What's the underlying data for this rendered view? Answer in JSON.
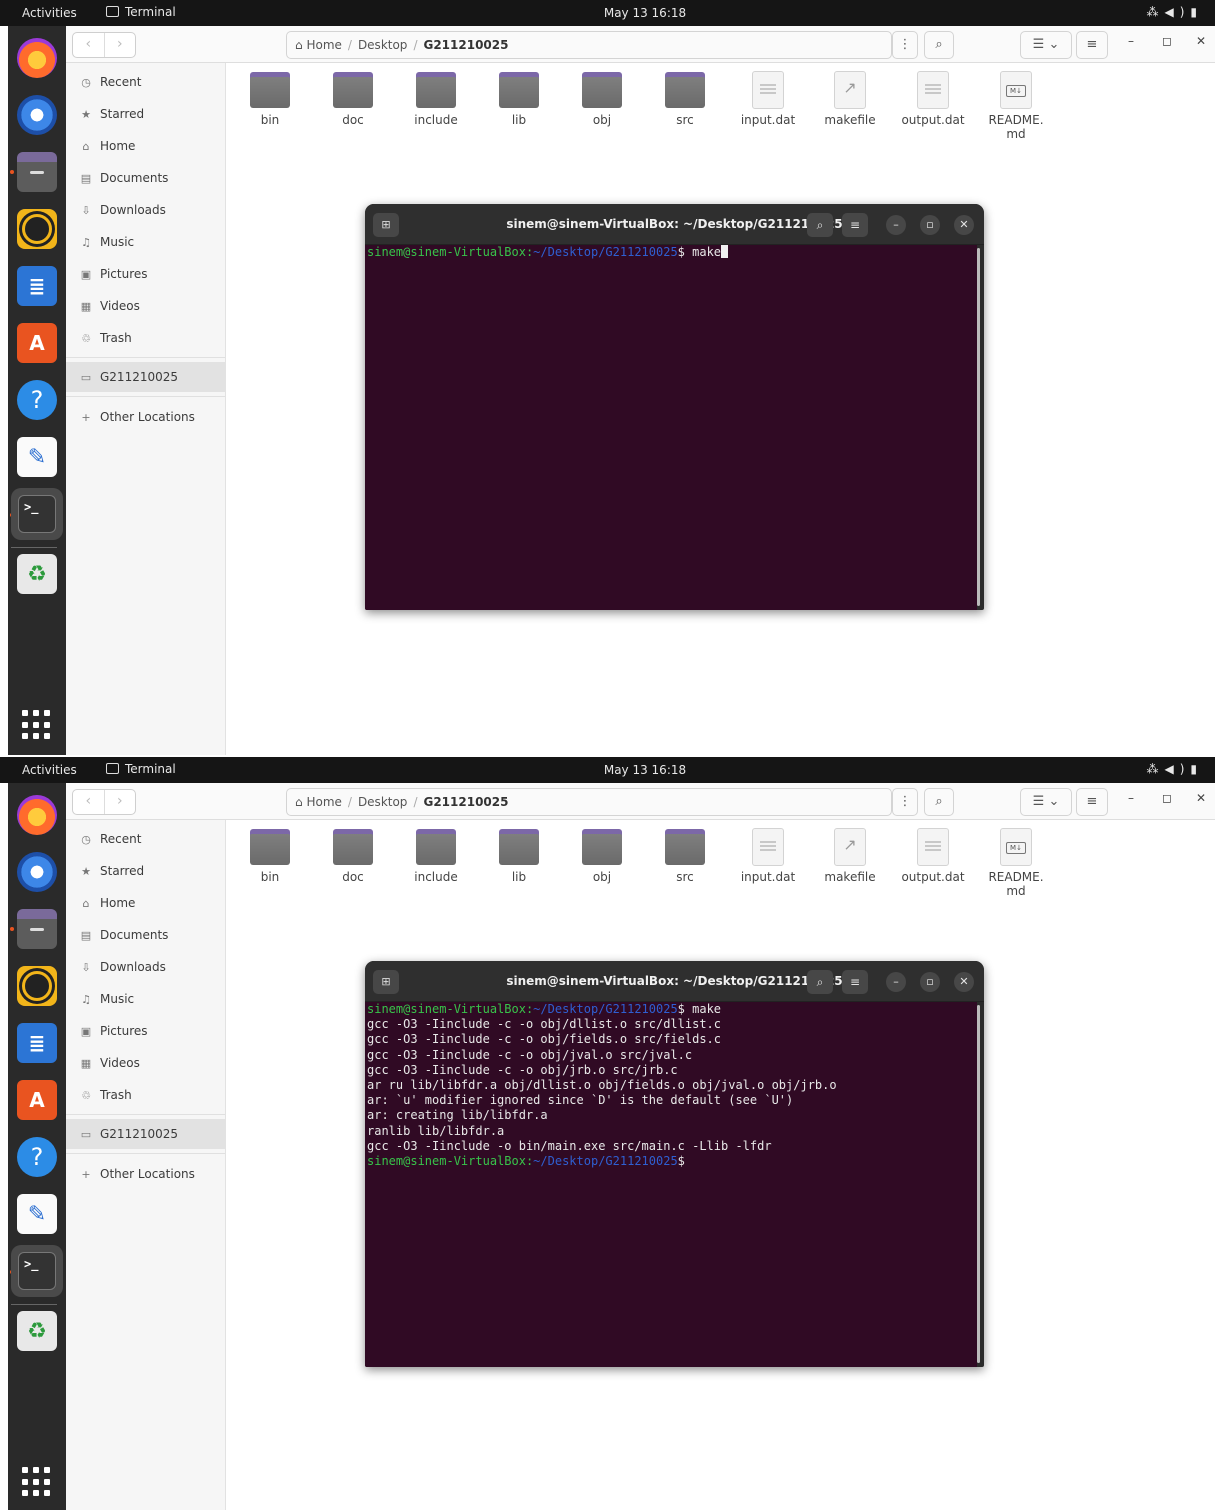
{
  "topbar": {
    "activities": "Activities",
    "app_name": "Terminal",
    "clock": "May 13  16:18"
  },
  "nav": {
    "back": "‹",
    "forward": "›"
  },
  "breadcrumb": {
    "home": "Home",
    "separator": "/",
    "desktop": "Desktop",
    "current": "G211210025"
  },
  "sidebar": {
    "recent": "Recent",
    "starred": "Starred",
    "home": "Home",
    "documents": "Documents",
    "downloads": "Downloads",
    "music": "Music",
    "pictures": "Pictures",
    "videos": "Videos",
    "trash": "Trash",
    "folder": "G211210025",
    "other": "Other Locations"
  },
  "files": {
    "f0": "bin",
    "f1": "doc",
    "f2": "include",
    "f3": "lib",
    "f4": "obj",
    "f5": "src",
    "f6": "input.dat",
    "f7": "makefile",
    "f8": "output.dat",
    "f9a": "README.",
    "f9b": "md"
  },
  "terminal": {
    "title": "sinem@sinem-VirtualBox: ~/Desktop/G211210025",
    "prompt_user": "sinem@sinem-VirtualBox:",
    "prompt_path": "~/Desktop/G211210025",
    "prompt_end": "$ ",
    "command": "make",
    "output": [
      "gcc -O3 -Iinclude -c -o obj/dllist.o src/dllist.c",
      "gcc -O3 -Iinclude -c -o obj/fields.o src/fields.c",
      "gcc -O3 -Iinclude -c -o obj/jval.o src/jval.c",
      "gcc -O3 -Iinclude -c -o obj/jrb.o src/jrb.c",
      "ar ru lib/libfdr.a obj/dllist.o obj/fields.o obj/jval.o obj/jrb.o",
      "ar: `u' modifier ignored since `D' is the default (see `U')",
      "ar: creating lib/libfdr.a",
      "ranlib lib/libfdr.a",
      "gcc -O3 -Iinclude -o bin/main.exe src/main.c -Llib -lfdr"
    ],
    "final_prompt_end": "$"
  },
  "icons": {
    "tray": [
      "network-icon",
      "volume-icon",
      "battery-icon"
    ],
    "dock": [
      "firefox-icon",
      "thunderbird-icon",
      "files-icon",
      "rhythmbox-icon",
      "writer-icon",
      "app-store-icon",
      "help-icon",
      "text-editor-icon",
      "terminal-icon",
      "trash-icon",
      "show-apps-icon"
    ]
  },
  "colors": {
    "terminal_bg": "#300a24",
    "prompt_user": "#38c34a",
    "prompt_path": "#2f5fd1",
    "topbar": "#151515",
    "dock": "#2a2a2a",
    "accent": "#e95420"
  }
}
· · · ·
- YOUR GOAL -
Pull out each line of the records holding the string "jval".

- RESULT -
      "gcc -O3 -Iinclude -c -o obj/jval.o src/jval.c",
      "ar ru lib/libfdr.a obj/dllist.o obj/fields.o obj/jval.o obj/jrb.o",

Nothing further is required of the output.